Entries from a dataset of interfaces
—————

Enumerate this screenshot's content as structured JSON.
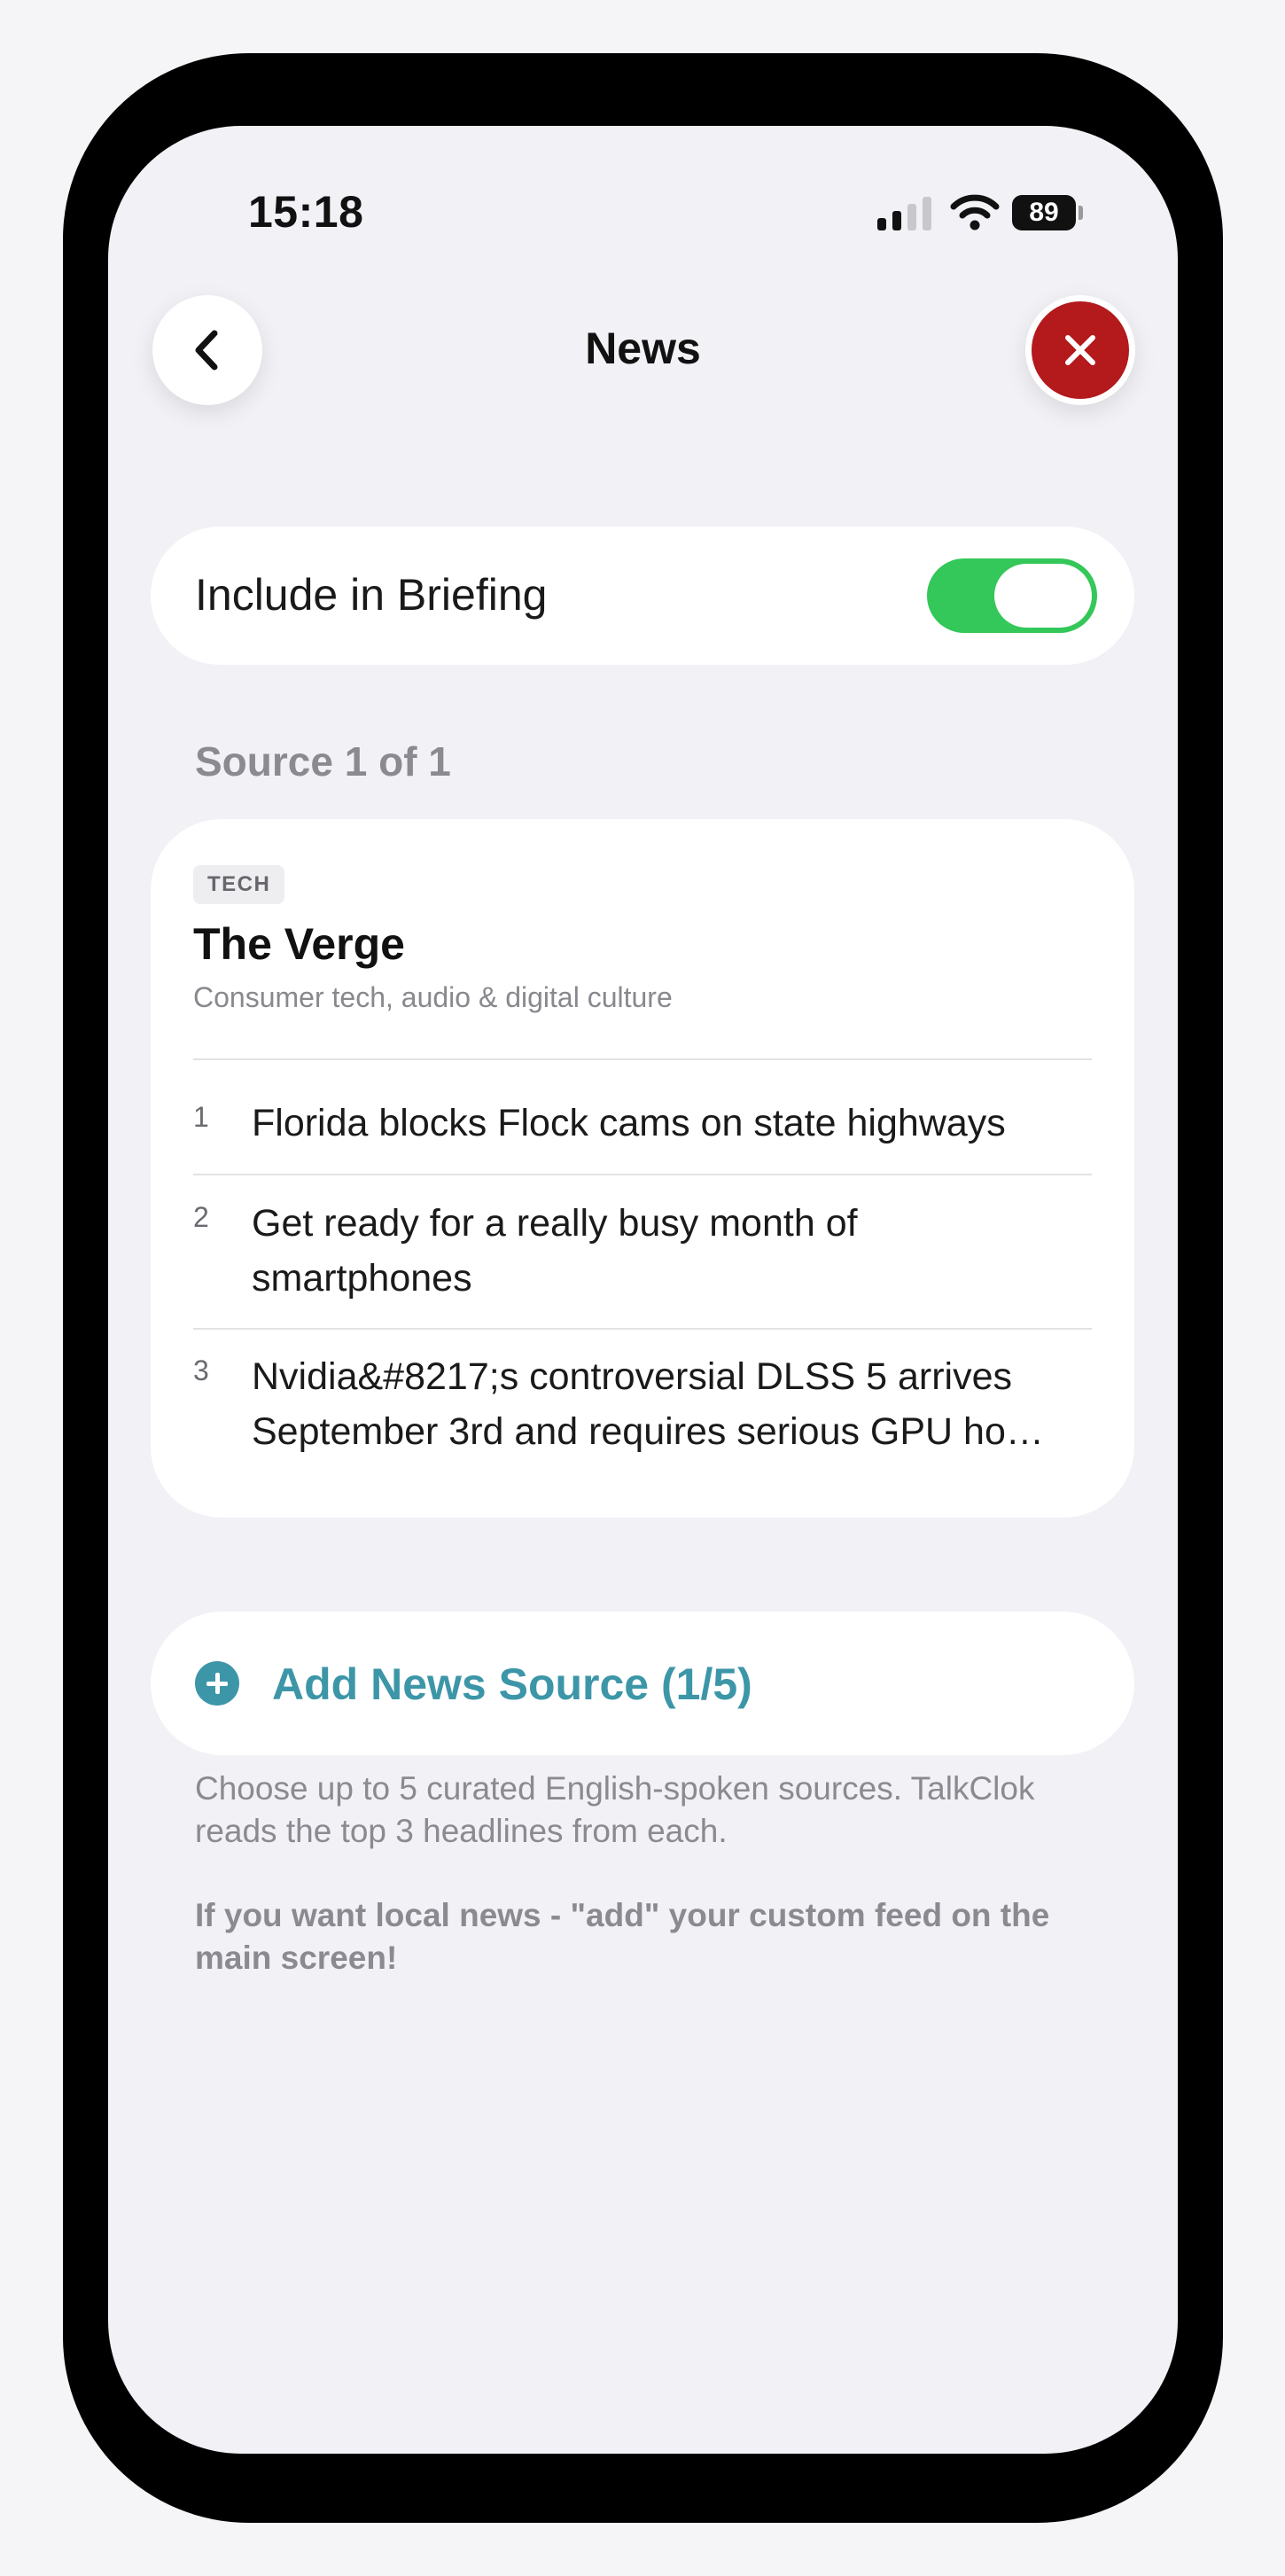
{
  "status_bar": {
    "time": "15:18",
    "battery": "89"
  },
  "nav": {
    "title": "News"
  },
  "briefing_toggle": {
    "label": "Include in Briefing",
    "on": true
  },
  "section_label": "Source 1 of 1",
  "source": {
    "tag": "TECH",
    "name": "The Verge",
    "description": "Consumer tech, audio & digital culture",
    "headlines": [
      {
        "num": "1",
        "text": "Florida blocks Flock cams on state highways"
      },
      {
        "num": "2",
        "text": "Get ready for a really busy month of smartphones"
      },
      {
        "num": "3",
        "text": "Nvidia&#8217;s controversial DLSS 5 arrives September 3rd and requires serious GPU ho…"
      }
    ]
  },
  "add_source": {
    "label": "Add News Source (1/5)"
  },
  "help": {
    "line1": "Choose up to 5 curated English-spoken sources. TalkClok reads the top 3 headlines from each.",
    "line2": "If you want local news - \"add\" your custom feed on the main screen!"
  },
  "colors": {
    "accent": "#3d96a8",
    "toggle_on": "#34c759",
    "close": "#b4191c"
  }
}
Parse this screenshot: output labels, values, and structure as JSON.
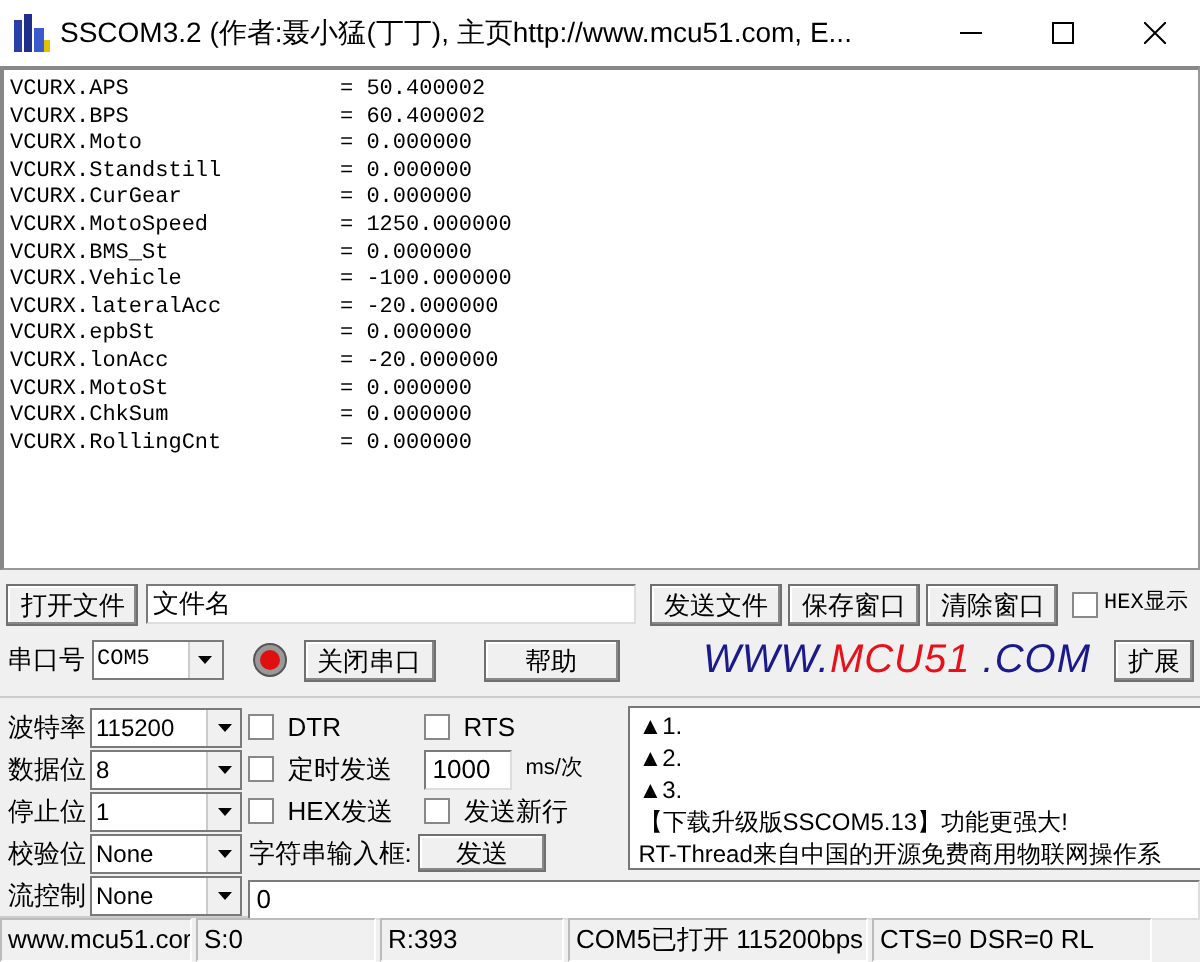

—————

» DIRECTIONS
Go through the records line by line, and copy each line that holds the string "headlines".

» RESULT OF THE EXERCISE
    "headlines": [
    "line1": "Choose up to 5 curated English-spoken sources. TalkClok reads the top 3 headlines from each.",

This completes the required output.